Lord & Taylor kicks off the holiday season with its 79th annual holiday window display. Through its “Enchanted Forest” windows, they take customers on a journey with them.
The Fifth Avenue flagship features five windows of winter wonderlands filled with 34 hand-sculpted holiday animals, and LED walls illuminating the scenes. From slumbering foxes to dancing raccoons to ice-skating bunnies -- Lord & Taylor creates a magical holiday experience for anyone walking by the windows.
Going to great lengths to connect with consumers and boost holiday spirit, the major retailer strives to create a personalized experience. These consumer experiences not only attract the eyes of passerbys, but consumers begin to develop their own relationship to the brand -- a key factor in gaining a loyal audience.
Today, technology is a major element of many holiday window displays. For Macy’s, understanding how people interact with technology and how they receive information is a key component to its windows.
This year, Macy’s flagship in Herald Square revealed six eye-catching windows based on the theme “Believing the Magic,” in which people celebrate the “magic of the holiday season.” Each window has its own sub-theme like “Together,” which features a family tree sculpted with 1,500 hand-made crystals and “Celebrate,” which shows a Macy’s Parade 90th Anniversary pinball machine.
Also, to incorporate an interactive, technological element to its windows, one window features working elves in Santa Claus’ “communication center” where kids are sending in their Christmas lists. Although rather than by mail, the elves are going through YouTube videos that children have sent in of their lists. In Mr. and Mrs. Claus’ “Love” window, there is an LED screen attached to the outside of the window.
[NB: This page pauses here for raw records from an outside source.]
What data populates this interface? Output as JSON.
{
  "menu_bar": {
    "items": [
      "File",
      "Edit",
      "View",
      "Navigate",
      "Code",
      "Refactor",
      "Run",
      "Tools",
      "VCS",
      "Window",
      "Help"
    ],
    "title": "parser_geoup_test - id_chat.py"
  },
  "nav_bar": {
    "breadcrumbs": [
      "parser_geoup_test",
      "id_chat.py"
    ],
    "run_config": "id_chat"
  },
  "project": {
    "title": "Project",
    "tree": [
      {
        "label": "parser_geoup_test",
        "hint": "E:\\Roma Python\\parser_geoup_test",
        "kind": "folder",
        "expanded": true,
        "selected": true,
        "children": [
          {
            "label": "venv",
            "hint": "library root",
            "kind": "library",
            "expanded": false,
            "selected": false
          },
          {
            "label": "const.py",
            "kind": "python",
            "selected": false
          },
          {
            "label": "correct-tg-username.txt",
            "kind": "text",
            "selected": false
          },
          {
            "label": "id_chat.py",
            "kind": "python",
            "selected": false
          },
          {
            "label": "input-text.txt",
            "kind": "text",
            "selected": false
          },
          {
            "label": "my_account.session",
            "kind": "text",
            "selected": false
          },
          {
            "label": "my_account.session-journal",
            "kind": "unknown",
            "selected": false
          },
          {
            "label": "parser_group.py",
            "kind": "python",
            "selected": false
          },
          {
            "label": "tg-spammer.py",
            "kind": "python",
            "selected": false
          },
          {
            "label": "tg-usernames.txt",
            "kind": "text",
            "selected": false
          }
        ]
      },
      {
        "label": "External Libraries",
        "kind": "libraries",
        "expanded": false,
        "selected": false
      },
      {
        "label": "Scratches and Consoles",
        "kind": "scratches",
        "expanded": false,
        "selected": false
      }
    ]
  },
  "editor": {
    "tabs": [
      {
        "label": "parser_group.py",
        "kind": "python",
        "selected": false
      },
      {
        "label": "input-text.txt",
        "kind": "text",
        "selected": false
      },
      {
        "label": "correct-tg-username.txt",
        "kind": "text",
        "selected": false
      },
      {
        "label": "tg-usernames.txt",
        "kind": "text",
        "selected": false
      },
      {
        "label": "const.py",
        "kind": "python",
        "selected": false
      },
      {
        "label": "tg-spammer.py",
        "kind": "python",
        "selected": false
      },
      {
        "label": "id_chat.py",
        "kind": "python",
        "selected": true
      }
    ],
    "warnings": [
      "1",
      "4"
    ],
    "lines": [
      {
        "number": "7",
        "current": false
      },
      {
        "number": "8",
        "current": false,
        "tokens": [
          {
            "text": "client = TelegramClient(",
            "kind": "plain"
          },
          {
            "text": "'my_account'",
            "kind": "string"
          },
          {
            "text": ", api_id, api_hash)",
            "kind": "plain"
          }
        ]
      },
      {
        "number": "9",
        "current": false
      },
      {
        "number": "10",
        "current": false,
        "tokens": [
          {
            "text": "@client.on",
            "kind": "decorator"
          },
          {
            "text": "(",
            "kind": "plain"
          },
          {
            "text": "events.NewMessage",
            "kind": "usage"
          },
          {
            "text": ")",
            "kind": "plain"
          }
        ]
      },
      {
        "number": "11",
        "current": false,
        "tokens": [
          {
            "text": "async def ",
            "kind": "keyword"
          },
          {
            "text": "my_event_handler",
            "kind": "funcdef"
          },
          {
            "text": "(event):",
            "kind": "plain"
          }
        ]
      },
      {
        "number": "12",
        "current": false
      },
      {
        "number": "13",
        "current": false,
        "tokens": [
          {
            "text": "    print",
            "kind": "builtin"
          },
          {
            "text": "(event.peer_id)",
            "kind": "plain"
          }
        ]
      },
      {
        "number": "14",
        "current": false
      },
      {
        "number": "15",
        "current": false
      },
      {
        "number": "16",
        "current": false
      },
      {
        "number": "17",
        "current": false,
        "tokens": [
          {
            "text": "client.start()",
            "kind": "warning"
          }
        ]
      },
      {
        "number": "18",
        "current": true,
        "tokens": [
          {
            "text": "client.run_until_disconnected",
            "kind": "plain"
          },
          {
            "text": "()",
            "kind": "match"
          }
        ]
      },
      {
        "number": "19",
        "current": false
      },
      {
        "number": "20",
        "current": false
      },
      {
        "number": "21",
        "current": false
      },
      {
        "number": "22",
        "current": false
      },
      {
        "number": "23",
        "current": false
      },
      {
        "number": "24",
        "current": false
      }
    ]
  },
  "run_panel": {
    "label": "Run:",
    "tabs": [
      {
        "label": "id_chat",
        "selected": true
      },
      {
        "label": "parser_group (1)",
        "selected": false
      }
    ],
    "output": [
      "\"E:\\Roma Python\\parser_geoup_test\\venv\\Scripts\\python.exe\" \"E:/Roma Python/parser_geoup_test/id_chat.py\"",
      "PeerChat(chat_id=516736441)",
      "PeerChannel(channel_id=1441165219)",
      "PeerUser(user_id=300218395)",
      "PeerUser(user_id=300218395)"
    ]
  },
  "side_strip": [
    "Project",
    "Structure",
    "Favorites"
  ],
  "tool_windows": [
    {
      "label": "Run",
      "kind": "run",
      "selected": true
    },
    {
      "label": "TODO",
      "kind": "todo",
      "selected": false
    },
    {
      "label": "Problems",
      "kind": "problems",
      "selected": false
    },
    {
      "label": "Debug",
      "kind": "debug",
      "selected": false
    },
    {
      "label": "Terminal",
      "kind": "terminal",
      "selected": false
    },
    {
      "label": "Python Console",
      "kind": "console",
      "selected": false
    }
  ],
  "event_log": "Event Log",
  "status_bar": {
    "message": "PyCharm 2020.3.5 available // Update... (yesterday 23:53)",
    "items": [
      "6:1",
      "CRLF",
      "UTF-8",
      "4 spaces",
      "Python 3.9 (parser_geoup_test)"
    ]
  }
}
A person places her hand on the screen, the screen measures the warmth of a person’s hand and will tell them if they’ve been naughty or nice.
Saks Fifth Avenue kicked off the holiday season with an unveiling event, featuring a massive light show and a ballet performance of “The Nutcracker Suite” while they revealed its holiday windows “Land of 1,000 Delights.”
Saks windows feature magical landscape of colorful candy and winter fashion. Saks’ Fifth Avenue flagship cleverly calls its six center windows “The Nutcracker Sweet,” where characters from the ballet, Clara and the Mouse King, are featured in a candy wonderland.
The windows also combine candy with one-of-a-kind fashion pieces from designers like Erdem, Carolina Herrera, Marchesa and Jason Wu -- called “Candy Couture.” From cotton candy to peppermint sticks, the designers created pieces inspired by their favorite holiday candy.
Focusing on one theme, but creating a variety of different scenarios and sub-themes, people were enticed by Saks’ windows this year.
Bloomingdale’s takes a philanthropic approach to its windows this year with its “Light Up a Young Mind” holiday displays.
Partnering with visual artists, eight chandeliers were commissioned exclusively for Bloomingdale’s, which are featured in its windows and will be auctioned off to benefit the Child Mind Institute.
From sculptor Imma Barrero who combines clay, metal, glass and wood into his pieces to glass artist Allison Eden who’s known for wild patterns and bold colors -- each window has a different approach as the artist express its own views of the theme “light.”
The auction is hosted on Charity Buzz, which is a great resource that provides extraordinary experiences to benefit a variety of charities.
As a small business, if you don’t have the resources to host an auction, try out other tactics like promising to donate a percentage of every purchase to a charity, and express this through your window displays. This will drive people into your store and they’ll be happier to buy knowing their money is going to a good cause.